Sikorsky® UH-60 Black Hawk® Since being introduced to the Army in 1979 this medium-lift, multi-role helicopter is now used in more than 28 countries world-wide. It has fought its way in and out of countless combat zones to deliver and extract troops, save lives, provide critical supplies and perform as an aerial firefighter and border patroller.
The supersonic F-14 Tomcat is a twin-engine, variable-sweep wing fighter aircraft. It was developed for the US Navy to counter Soviet MiG Fighter jets. The Tomcat is a two person crew consisting of a pilot in the front seat and a Radar Intercept Officer (RIO) in the back seat.
The Lockheed® P-38 Lightning served the US Army in World War II. Recognizable by its distinctive twin boom/central nacelle design, the P-38 was nicknamed the ‘fork-tailed devil’ by axis pilots. Used both as a long-range fighter and fighter/bomber, the P-38 was instrumental in many important WWII missions.
The U-2 Dragon Lady® is a high-altitude surveillance aircraft, designed to fly at 70,000 feet and featuring a 103 foot wing span. The U-2® served the United States during the Cold War and at peak altitude, it could not be tracked by radar, nor shot down.
Is a 1930s biplane designed by Geoffrey de Havilland and was operated by the Royal Air Force (RAF) and others as a primary trainer. It is a very easy plane to fly with a stall speed of only 25 knots. However, it has no electrical system and must be started by hand.

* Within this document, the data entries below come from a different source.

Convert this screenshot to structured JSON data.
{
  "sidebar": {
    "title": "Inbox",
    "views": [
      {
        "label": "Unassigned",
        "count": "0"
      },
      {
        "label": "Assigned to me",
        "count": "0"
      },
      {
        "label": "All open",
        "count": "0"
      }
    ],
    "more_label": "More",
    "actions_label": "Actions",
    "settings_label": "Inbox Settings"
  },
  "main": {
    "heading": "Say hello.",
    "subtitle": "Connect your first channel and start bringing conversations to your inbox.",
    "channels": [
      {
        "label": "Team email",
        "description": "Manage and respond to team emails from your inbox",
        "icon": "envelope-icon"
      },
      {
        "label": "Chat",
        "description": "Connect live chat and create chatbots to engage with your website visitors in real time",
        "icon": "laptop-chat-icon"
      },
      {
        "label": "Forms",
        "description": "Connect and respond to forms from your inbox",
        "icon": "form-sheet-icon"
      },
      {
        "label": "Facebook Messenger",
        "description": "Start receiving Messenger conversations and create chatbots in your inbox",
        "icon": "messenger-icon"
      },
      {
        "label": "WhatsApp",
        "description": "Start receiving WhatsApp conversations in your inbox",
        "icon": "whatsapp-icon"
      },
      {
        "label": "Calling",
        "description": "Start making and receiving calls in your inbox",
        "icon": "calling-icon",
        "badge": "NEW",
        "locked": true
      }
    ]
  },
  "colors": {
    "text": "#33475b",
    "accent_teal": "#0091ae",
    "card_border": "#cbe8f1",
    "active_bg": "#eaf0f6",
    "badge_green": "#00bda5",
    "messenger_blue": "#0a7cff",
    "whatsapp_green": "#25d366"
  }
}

Is a family of single-seat, single-engine, fifth generation multirole fighters that are designed to perform ground attack, reconnaissance, and air defense missions with stealth capability. The F-35 has three main models; the F-35A employs conventional takeoff and landing, the F-35B will be used for short take-off and vertical-landings, and the F-35C will be carrier-based. The F-35 models are intended to provide the bulk of tactical airpower for the U.S. Air Force, Marine Corps and Navy over the coming decades.